(Supplied data begins)

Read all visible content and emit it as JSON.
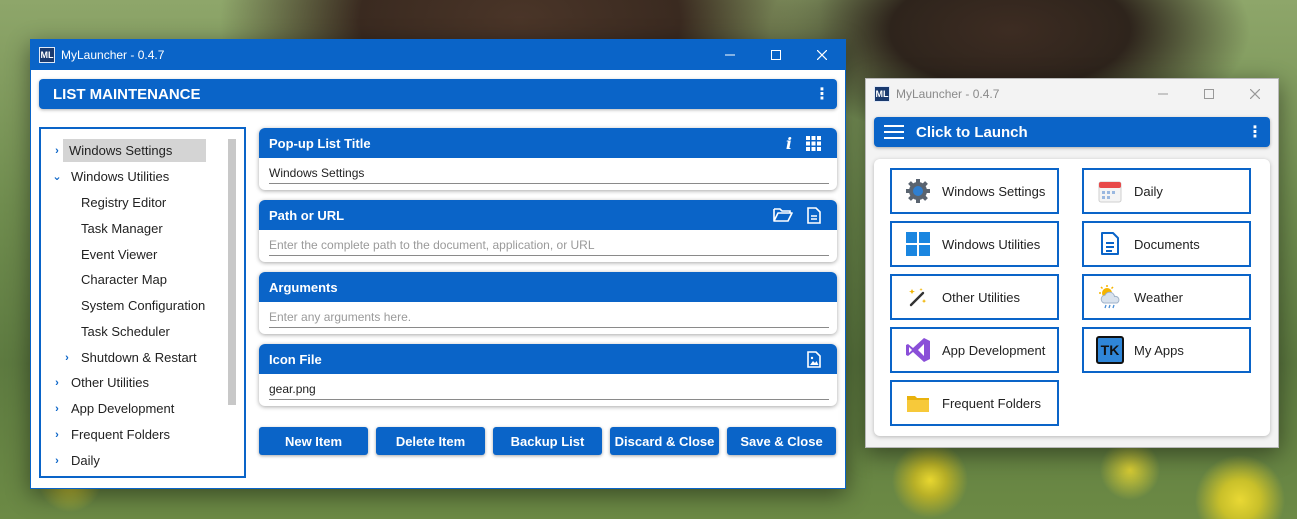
{
  "main_window": {
    "app_icon": "ML",
    "title": "MyLauncher - 0.4.7",
    "header": "LIST MAINTENANCE",
    "tree": [
      {
        "label": "Windows Settings",
        "chevron": "›",
        "selected": true
      },
      {
        "label": "Windows Utilities",
        "chevron": "⌄"
      },
      {
        "label": "Registry Editor",
        "chevron": ""
      },
      {
        "label": "Task Manager",
        "chevron": ""
      },
      {
        "label": "Event Viewer",
        "chevron": ""
      },
      {
        "label": "Character Map",
        "chevron": ""
      },
      {
        "label": "System Configuration",
        "chevron": ""
      },
      {
        "label": "Task Scheduler",
        "chevron": ""
      },
      {
        "label": "Shutdown & Restart",
        "chevron": "›"
      },
      {
        "label": "Other Utilities",
        "chevron": "›"
      },
      {
        "label": "App Development",
        "chevron": "›"
      },
      {
        "label": "Frequent Folders",
        "chevron": "›"
      },
      {
        "label": "Daily",
        "chevron": "›"
      }
    ],
    "fields": [
      {
        "label": "Pop-up List Title",
        "value": "Windows Settings",
        "placeholder": ""
      },
      {
        "label": "Path or URL",
        "value": "",
        "placeholder": "Enter the complete path to the document, application, or URL"
      },
      {
        "label": "Arguments",
        "value": "",
        "placeholder": "Enter any arguments here."
      },
      {
        "label": "Icon File",
        "value": "gear.png",
        "placeholder": ""
      }
    ],
    "buttons": [
      "New Item",
      "Delete Item",
      "Backup List",
      "Discard & Close",
      "Save & Close"
    ]
  },
  "side_window": {
    "app_icon": "ML",
    "title": "MyLauncher - 0.4.7",
    "header": "Click to Launch",
    "tiles": [
      {
        "label": "Windows Settings",
        "icon": "gear-icon"
      },
      {
        "label": "Daily",
        "icon": "calendar-icon"
      },
      {
        "label": "Windows Utilities",
        "icon": "windows-logo-icon"
      },
      {
        "label": "Documents",
        "icon": "document-icon"
      },
      {
        "label": "Other Utilities",
        "icon": "magic-wand-icon"
      },
      {
        "label": "Weather",
        "icon": "weather-icon"
      },
      {
        "label": "App Development",
        "icon": "visual-studio-icon"
      },
      {
        "label": "My Apps",
        "icon": "tk-icon",
        "icon_text": "TK"
      },
      {
        "label": "Frequent Folders",
        "icon": "folder-icon"
      }
    ]
  },
  "colors": {
    "accent": "#0a64c8",
    "folder": "#f5c518",
    "vs_purple": "#8a4fd8"
  }
}
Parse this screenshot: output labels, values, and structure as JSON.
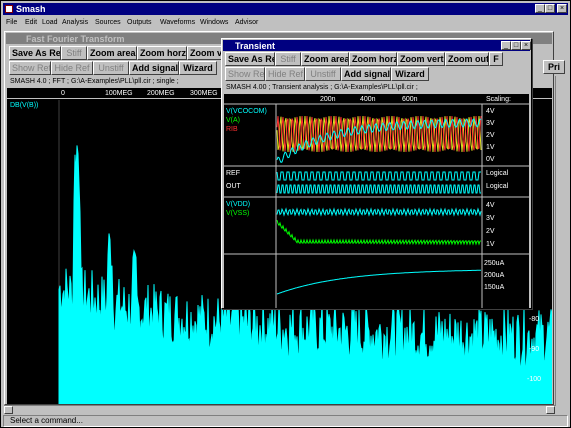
{
  "app": {
    "title": "Smash"
  },
  "menu": [
    "File",
    "Edit",
    "Load",
    "Analysis",
    "Sources",
    "Outputs",
    "Waveforms",
    "Windows",
    "Advisor"
  ],
  "fft_window": {
    "title": "Fast Fourier Transform",
    "toolbar_row1": [
      "Save As Ref",
      "Stiff",
      "Zoom area",
      "Zoom horz",
      "Zoom v"
    ],
    "toolbar_row2": [
      "Show Ref",
      "Hide Ref",
      "Unstiff",
      "Add signal",
      "Wizard"
    ],
    "info": "SMASH 4.0 ; FFT ; G:\\A-Examples\\PLL\\pll.cir ; single ;",
    "x_ticks": [
      "0",
      "100MEG",
      "200MEG",
      "300MEG"
    ],
    "signal": "DB(V(B))",
    "y_ticks": [
      "-80",
      "-90",
      "-100"
    ]
  },
  "transient_window": {
    "title": "Transient",
    "toolbar_row1": [
      "Save As Ref",
      "Stiff",
      "Zoom area",
      "Zoom horz",
      "Zoom vert",
      "Zoom out",
      "F"
    ],
    "toolbar_row2": [
      "Show Ref",
      "Hide Ref",
      "Unstiff",
      "Add signal",
      "Wizard"
    ],
    "info": "SMASH 4.00 ; Transient analysis ; G:\\A-Examples\\PLL\\pll.cir ;",
    "time_ticks": [
      "200n",
      "400n",
      "600n"
    ],
    "scaling_label": "Scaling:",
    "pane1": {
      "signals": [
        "V(VCOCOM)",
        "V(A)",
        "RIB"
      ],
      "scale": [
        "4V",
        "3V",
        "2V",
        "1V",
        "0V"
      ]
    },
    "pane2": {
      "signals": [
        "REF",
        "OUT"
      ],
      "scale": [
        "Logical",
        "Logical"
      ]
    },
    "pane3": {
      "signals": [
        "V(VDD)",
        "V(VSS)"
      ],
      "scale": [
        "4V",
        "3V",
        "2V",
        "1V"
      ]
    },
    "pane4": {
      "scale": [
        "250uA",
        "200uA",
        "150uA"
      ]
    }
  },
  "side_buttons": [
    "Pri"
  ],
  "status_bar": "Select a command...",
  "colors": {
    "titlebar": "#000080",
    "desktop": "#008080",
    "face": "#c0c0c0",
    "trace_cyan": "#00ffff",
    "trace_green": "#00ff00",
    "trace_red": "#ff3030",
    "trace_yellow": "#e0e020"
  }
}
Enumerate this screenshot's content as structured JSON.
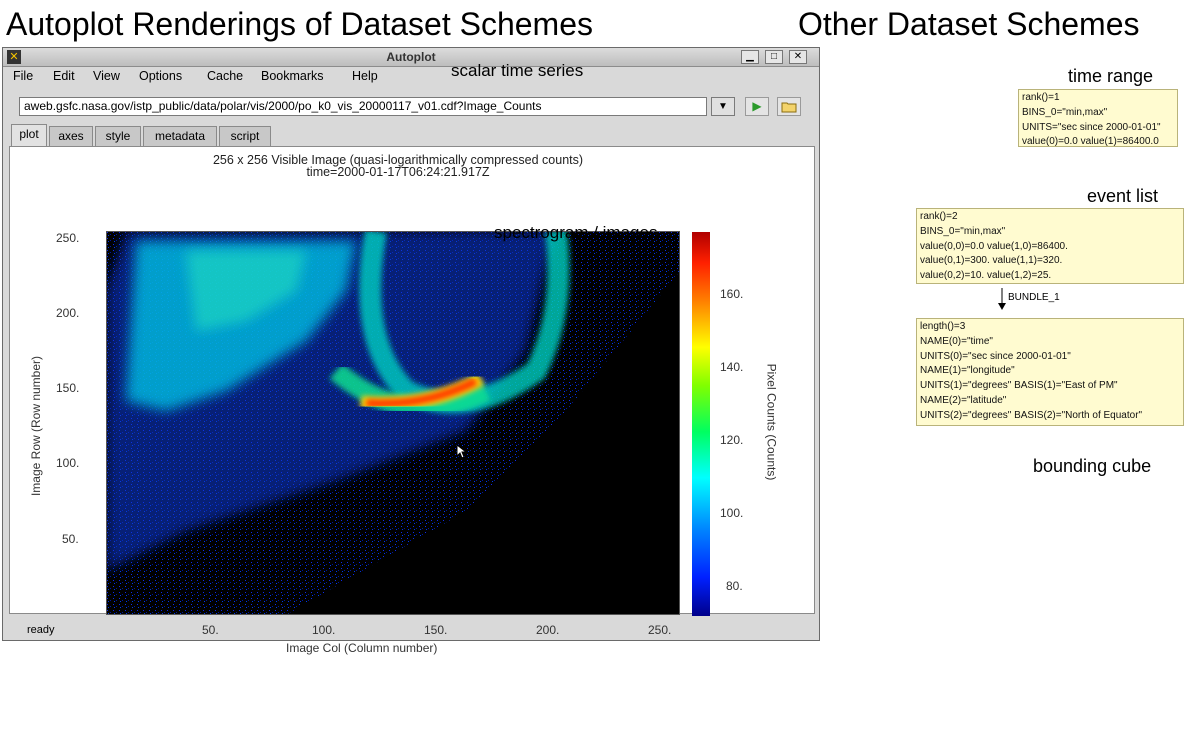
{
  "slide": {
    "left_title": "Autoplot Renderings of Dataset Schemes",
    "right_title": "Other Dataset Schemes",
    "label_scalar_time_series": "scalar time series",
    "label_spectrogram": "spectrogram / images",
    "label_time_range": "time range",
    "label_event_list": "event list",
    "label_bounding_cube": "bounding cube",
    "bundle_label": "BUNDLE_1"
  },
  "window": {
    "title": "Autoplot",
    "menu": [
      "File",
      "Edit",
      "View",
      "Options",
      "Cache",
      "Bookmarks",
      "Help"
    ],
    "url": "aweb.gsfc.nasa.gov/istp_public/data/polar/vis/2000/po_k0_vis_20000117_v01.cdf?Image_Counts",
    "tabs": [
      "plot",
      "axes",
      "style",
      "metadata",
      "script"
    ],
    "active_tab": "plot",
    "status": "ready",
    "colors": {
      "chrome": "#d9d9d9",
      "image_bg": "#000000",
      "box_bg": "#fffbd0"
    }
  },
  "plot": {
    "title_line1": "256 x 256 Visible Image (quasi-logarithmically compressed counts)",
    "title_line2": "time=2000-01-17T06:24:21.917Z",
    "xlabel": "Image Col (Column number)",
    "ylabel": "Image Row (Row number)",
    "zlabel": "Pixel Counts (Counts)",
    "x_ticks": [
      "50.",
      "100.",
      "150.",
      "200.",
      "250."
    ],
    "y_ticks": [
      "250.",
      "200.",
      "150.",
      "100.",
      "50."
    ],
    "z_ticks": [
      "160.",
      "140.",
      "120.",
      "100.",
      "80."
    ]
  },
  "boxes": {
    "time_range": [
      "rank()=1",
      "BINS_0=\"min,max\"",
      "UNITS=\"sec since 2000-01-01\"",
      "value(0)=0.0  value(1)=86400.0"
    ],
    "event_list": [
      "rank()=2",
      "BINS_0=\"min,max\"",
      "value(0,0)=0.0     value(1,0)=86400.",
      "value(0,1)=300.   value(1,1)=320.",
      "value(0,2)=10.     value(1,2)=25."
    ],
    "bundle": [
      "length()=3",
      "NAME(0)=\"time\"",
      "UNITS(0)=\"sec since 2000-01-01\"",
      "NAME(1)=\"longitude\"",
      "UNITS(1)=\"degrees\" BASIS(1)=\"East of PM\"",
      "NAME(2)=\"latitude\"",
      "UNITS(2)=\"degrees\" BASIS(2)=\"North of Equator\""
    ]
  }
}
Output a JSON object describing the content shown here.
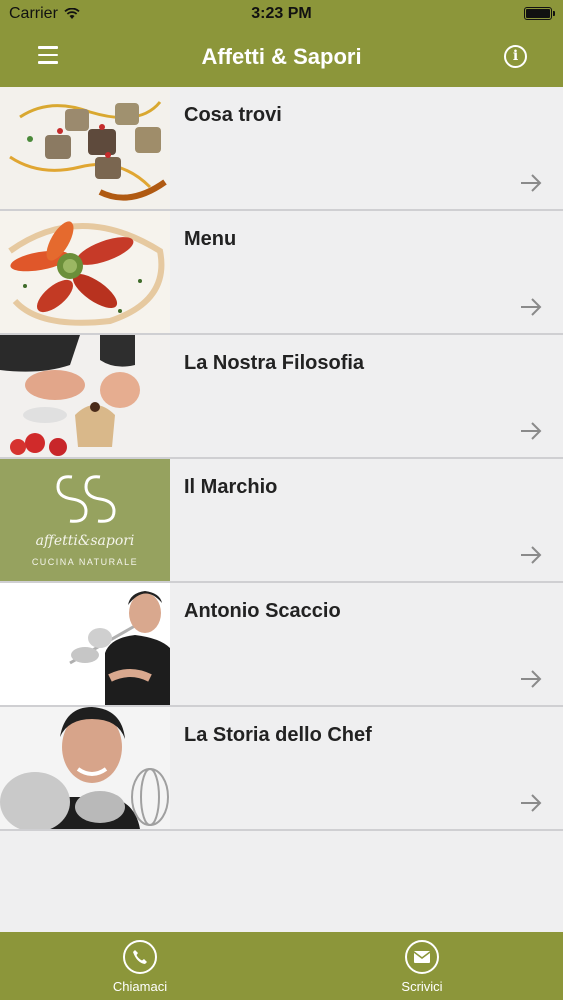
{
  "status_bar": {
    "carrier": "Carrier",
    "time": "3:23 PM"
  },
  "nav": {
    "title": "Affetti & Sapori",
    "menu_icon": "hamburger-icon",
    "info_icon": "info-icon",
    "info_glyph": "i"
  },
  "list": [
    {
      "label": "Cosa trovi"
    },
    {
      "label": "Menu"
    },
    {
      "label": "La Nostra Filosofia"
    },
    {
      "label": "Il Marchio"
    },
    {
      "label": "Antonio Scaccio"
    },
    {
      "label": "La Storia dello Chef"
    }
  ],
  "logo": {
    "wordmark": "affetti&sapori",
    "tagline": "CUCINA NATURALE"
  },
  "tabbar": {
    "call_label": "Chiamaci",
    "mail_label": "Scrivici"
  },
  "colors": {
    "brand": "#8c963a",
    "logo_bg": "#96a25f"
  }
}
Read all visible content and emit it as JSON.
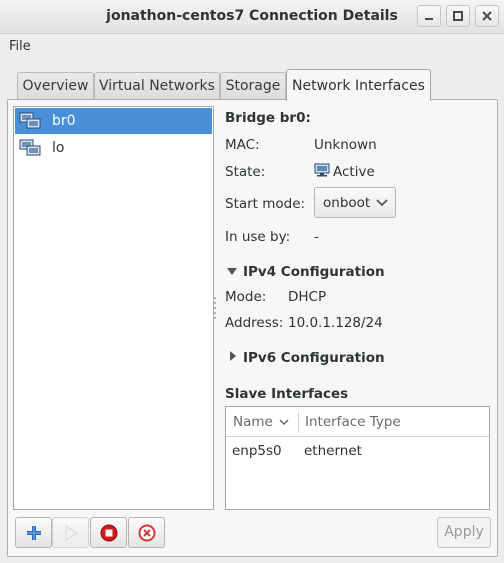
{
  "window": {
    "title": "jonathon-centos7 Connection Details"
  },
  "menu": {
    "file": "File"
  },
  "tabs": [
    {
      "label": "Overview"
    },
    {
      "label": "Virtual Networks"
    },
    {
      "label": "Storage"
    },
    {
      "label": "Network Interfaces",
      "active": true
    }
  ],
  "interfaces": [
    {
      "name": "br0",
      "selected": true,
      "icon": "network-computer-icon"
    },
    {
      "name": "lo",
      "selected": false,
      "icon": "network-computer-icon"
    }
  ],
  "details": {
    "heading": "Bridge br0:",
    "mac_label": "MAC:",
    "mac_value": "Unknown",
    "state_label": "State:",
    "state_value": "Active",
    "start_mode_label": "Start mode:",
    "start_mode_value": "onboot",
    "in_use_label": "In use by:",
    "in_use_value": "-"
  },
  "ipv4": {
    "heading": "IPv4 Configuration",
    "expanded": true,
    "mode_label": "Mode:",
    "mode_value": "DHCP",
    "address_label": "Address:",
    "address_value": "10.0.1.128/24"
  },
  "ipv6": {
    "heading": "IPv6 Configuration",
    "expanded": false
  },
  "slaves": {
    "heading": "Slave Interfaces",
    "columns": [
      "Name",
      "Interface Type"
    ],
    "rows": [
      {
        "name": "enp5s0",
        "type": "ethernet"
      }
    ]
  },
  "toolbar": {
    "add": "add-icon",
    "start": "play-icon",
    "stop": "stop-icon",
    "delete": "delete-icon",
    "apply_label": "Apply"
  },
  "colors": {
    "selection": "#4a90d9",
    "add_blue": "#3a76c4",
    "stop_red": "#d11a1a",
    "delete_red": "#cc3a3a"
  }
}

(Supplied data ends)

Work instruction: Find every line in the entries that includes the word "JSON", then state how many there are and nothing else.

Exercise output: 5